*YOUR TASK*:
From the first line to the last, give the data again exactly.

┌──

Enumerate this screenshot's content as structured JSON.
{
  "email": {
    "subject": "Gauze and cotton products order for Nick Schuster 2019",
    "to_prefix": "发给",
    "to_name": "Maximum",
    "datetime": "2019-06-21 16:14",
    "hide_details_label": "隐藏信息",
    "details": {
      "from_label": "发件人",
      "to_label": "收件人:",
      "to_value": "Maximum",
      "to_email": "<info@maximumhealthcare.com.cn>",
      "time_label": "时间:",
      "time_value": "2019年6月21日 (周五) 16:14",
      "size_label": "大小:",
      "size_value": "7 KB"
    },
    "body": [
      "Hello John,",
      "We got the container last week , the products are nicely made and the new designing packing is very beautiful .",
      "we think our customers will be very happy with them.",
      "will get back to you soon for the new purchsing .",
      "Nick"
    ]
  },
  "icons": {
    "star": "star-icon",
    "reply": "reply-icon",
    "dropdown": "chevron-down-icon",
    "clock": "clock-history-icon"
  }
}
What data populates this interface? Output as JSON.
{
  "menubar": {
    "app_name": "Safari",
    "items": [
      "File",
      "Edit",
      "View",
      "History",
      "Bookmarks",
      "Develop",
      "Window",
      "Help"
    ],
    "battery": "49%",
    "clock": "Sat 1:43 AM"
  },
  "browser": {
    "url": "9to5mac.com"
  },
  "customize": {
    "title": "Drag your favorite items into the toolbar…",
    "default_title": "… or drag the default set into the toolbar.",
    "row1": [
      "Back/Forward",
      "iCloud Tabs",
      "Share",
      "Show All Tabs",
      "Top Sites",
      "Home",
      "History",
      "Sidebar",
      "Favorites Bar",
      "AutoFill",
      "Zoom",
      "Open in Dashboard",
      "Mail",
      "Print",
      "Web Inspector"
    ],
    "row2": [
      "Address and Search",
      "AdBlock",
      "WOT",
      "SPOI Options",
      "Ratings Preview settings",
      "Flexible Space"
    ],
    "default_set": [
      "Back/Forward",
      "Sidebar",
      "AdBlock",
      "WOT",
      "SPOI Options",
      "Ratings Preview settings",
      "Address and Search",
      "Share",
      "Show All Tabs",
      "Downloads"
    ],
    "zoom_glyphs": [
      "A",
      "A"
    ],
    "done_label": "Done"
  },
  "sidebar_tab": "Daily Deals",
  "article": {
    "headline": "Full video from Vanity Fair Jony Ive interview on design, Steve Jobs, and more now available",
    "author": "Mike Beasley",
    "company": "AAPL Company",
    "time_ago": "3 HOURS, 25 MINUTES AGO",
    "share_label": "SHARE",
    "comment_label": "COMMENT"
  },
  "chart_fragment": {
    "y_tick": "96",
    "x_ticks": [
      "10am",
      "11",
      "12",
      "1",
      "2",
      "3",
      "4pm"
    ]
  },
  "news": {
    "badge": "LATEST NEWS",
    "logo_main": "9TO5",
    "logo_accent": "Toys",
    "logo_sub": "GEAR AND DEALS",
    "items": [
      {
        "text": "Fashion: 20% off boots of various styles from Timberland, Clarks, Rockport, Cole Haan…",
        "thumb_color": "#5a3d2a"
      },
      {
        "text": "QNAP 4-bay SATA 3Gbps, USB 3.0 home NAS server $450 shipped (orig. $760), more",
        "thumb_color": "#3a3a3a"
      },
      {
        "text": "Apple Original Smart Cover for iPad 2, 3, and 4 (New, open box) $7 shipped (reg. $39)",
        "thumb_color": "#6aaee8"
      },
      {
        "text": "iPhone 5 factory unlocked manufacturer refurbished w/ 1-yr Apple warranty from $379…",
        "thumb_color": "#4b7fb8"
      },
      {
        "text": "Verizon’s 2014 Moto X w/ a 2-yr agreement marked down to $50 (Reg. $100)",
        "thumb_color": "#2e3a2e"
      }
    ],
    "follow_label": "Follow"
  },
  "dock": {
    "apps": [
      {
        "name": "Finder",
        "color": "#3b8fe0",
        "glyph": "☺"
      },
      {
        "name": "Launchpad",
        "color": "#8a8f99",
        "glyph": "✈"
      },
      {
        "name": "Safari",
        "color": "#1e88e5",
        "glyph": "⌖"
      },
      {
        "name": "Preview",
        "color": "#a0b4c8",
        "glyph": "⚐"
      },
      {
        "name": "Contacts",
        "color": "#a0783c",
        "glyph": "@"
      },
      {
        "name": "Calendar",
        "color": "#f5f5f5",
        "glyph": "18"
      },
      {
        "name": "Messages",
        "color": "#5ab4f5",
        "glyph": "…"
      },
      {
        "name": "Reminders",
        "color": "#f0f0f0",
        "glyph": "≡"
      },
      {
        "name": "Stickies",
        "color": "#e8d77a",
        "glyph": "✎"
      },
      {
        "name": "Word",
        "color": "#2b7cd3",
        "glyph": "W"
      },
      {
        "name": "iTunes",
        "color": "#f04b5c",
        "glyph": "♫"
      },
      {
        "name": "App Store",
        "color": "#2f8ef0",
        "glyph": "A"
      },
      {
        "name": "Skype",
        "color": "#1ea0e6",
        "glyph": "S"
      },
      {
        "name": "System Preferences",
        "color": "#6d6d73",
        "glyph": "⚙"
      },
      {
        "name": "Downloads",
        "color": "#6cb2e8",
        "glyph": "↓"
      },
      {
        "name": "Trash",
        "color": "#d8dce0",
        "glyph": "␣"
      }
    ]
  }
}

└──

*SOLUTION BELOW*:
Enumerate this screenshot's content as structured JSON.
{
  "email": {
    "subject": "Gauze and cotton products order for Nick Schuster 2019",
    "to_prefix": "发给",
    "to_name": "Maximum",
    "datetime": "2019-06-21 16:14",
    "hide_details_label": "隐藏信息",
    "details": {
      "from_label": "发件人",
      "to_label": "收件人:",
      "to_value": "Maximum",
      "to_email": "<info@maximumhealthcare.com.cn>",
      "time_label": "时间:",
      "time_value": "2019年6月21日 (周五) 16:14",
      "size_label": "大小:",
      "size_value": "7 KB"
    },
    "body": [
      "Hello John,",
      "We got the container last week , the products are nicely made and the new designing packing is very beautiful .",
      "we think our customers will be very happy with them.",
      "will get back to you soon for the new purchsing .",
      "Nick"
    ]
  },
  "icons": {
    "star": "star-icon",
    "reply": "reply-icon",
    "dropdown": "chevron-down-icon",
    "clock": "clock-history-icon"
  }
}
What data populates this interface? Output as JSON.
{
  "menubar": {
    "app_name": "Safari",
    "items": [
      "File",
      "Edit",
      "View",
      "History",
      "Bookmarks",
      "Develop",
      "Window",
      "Help"
    ],
    "battery": "49%",
    "clock": "Sat 1:43 AM"
  },
  "browser": {
    "url": "9to5mac.com"
  },
  "customize": {
    "title": "Drag your favorite items into the toolbar…",
    "default_title": "… or drag the default set into the toolbar.",
    "row1": [
      "Back/Forward",
      "iCloud Tabs",
      "Share",
      "Show All Tabs",
      "Top Sites",
      "Home",
      "History",
      "Sidebar",
      "Favorites Bar",
      "AutoFill",
      "Zoom",
      "Open in Dashboard",
      "Mail",
      "Print",
      "Web Inspector"
    ],
    "row2": [
      "Address and Search",
      "AdBlock",
      "WOT",
      "SPOI Options",
      "Ratings Preview settings",
      "Flexible Space"
    ],
    "default_set": [
      "Back/Forward",
      "Sidebar",
      "AdBlock",
      "WOT",
      "SPOI Options",
      "Ratings Preview settings",
      "Address and Search",
      "Share",
      "Show All Tabs",
      "Downloads"
    ],
    "zoom_glyphs": [
      "A",
      "A"
    ],
    "done_label": "Done"
  },
  "sidebar_tab": "Daily Deals",
  "article": {
    "headline": "Full video from Vanity Fair Jony Ive interview on design, Steve Jobs, and more now available",
    "author": "Mike Beasley",
    "company": "AAPL Company",
    "time_ago": "3 HOURS, 25 MINUTES AGO",
    "share_label": "SHARE",
    "comment_label": "COMMENT"
  },
  "chart_fragment": {
    "y_tick": "96",
    "x_ticks": [
      "10am",
      "11",
      "12",
      "1",
      "2",
      "3",
      "4pm"
    ]
  },
  "news": {
    "badge": "LATEST NEWS",
    "logo_main": "9TO5",
    "logo_accent": "Toys",
    "logo_sub": "GEAR AND DEALS",
    "items": [
      {
        "text": "Fashion: 20% off boots of various styles from Timberland, Clarks, Rockport, Cole Haan…",
        "thumb_color": "#5a3d2a"
      },
      {
        "text": "QNAP 4-bay SATA 3Gbps, USB 3.0 home NAS server $450 shipped (orig. $760), more",
        "thumb_color": "#3a3a3a"
      },
      {
        "text": "Apple Original Smart Cover for iPad 2, 3, and 4 (New, open box) $7 shipped (reg. $39)",
        "thumb_color": "#6aaee8"
      },
      {
        "text": "iPhone 5 factory unlocked manufacturer refurbished w/ 1-yr Apple warranty from $379…",
        "thumb_color": "#4b7fb8"
      },
      {
        "text": "Verizon’s 2014 Moto X w/ a 2-yr agreement marked down to $50 (Reg. $100)",
        "thumb_color": "#2e3a2e"
      }
    ],
    "follow_label": "Follow"
  },
  "dock": {
    "apps": [
      {
        "name": "Finder",
        "color": "#3b8fe0",
        "glyph": "☺"
      },
      {
        "name": "Launchpad",
        "color": "#8a8f99",
        "glyph": "✈"
      },
      {
        "name": "Safari",
        "color": "#1e88e5",
        "glyph": "⌖"
      },
      {
        "name": "Preview",
        "color": "#a0b4c8",
        "glyph": "⚐"
      },
      {
        "name": "Contacts",
        "color": "#a0783c",
        "glyph": "@"
      },
      {
        "name": "Calendar",
        "color": "#f5f5f5",
        "glyph": "18"
      },
      {
        "name": "Messages",
        "color": "#5ab4f5",
        "glyph": "…"
      },
      {
        "name": "Reminders",
        "color": "#f0f0f0",
        "glyph": "≡"
      },
      {
        "name": "Stickies",
        "color": "#e8d77a",
        "glyph": "✎"
      },
      {
        "name": "Word",
        "color": "#2b7cd3",
        "glyph": "W"
      },
      {
        "name": "iTunes",
        "color": "#f04b5c",
        "glyph": "♫"
      },
      {
        "name": "App Store",
        "color": "#2f8ef0",
        "glyph": "A"
      },
      {
        "name": "Skype",
        "color": "#1ea0e6",
        "glyph": "S"
      },
      {
        "name": "System Preferences",
        "color": "#6d6d73",
        "glyph": "⚙"
      },
      {
        "name": "Downloads",
        "color": "#6cb2e8",
        "glyph": "↓"
      },
      {
        "name": "Trash",
        "color": "#d8dce0",
        "glyph": "␣"
      }
    ]
  }
}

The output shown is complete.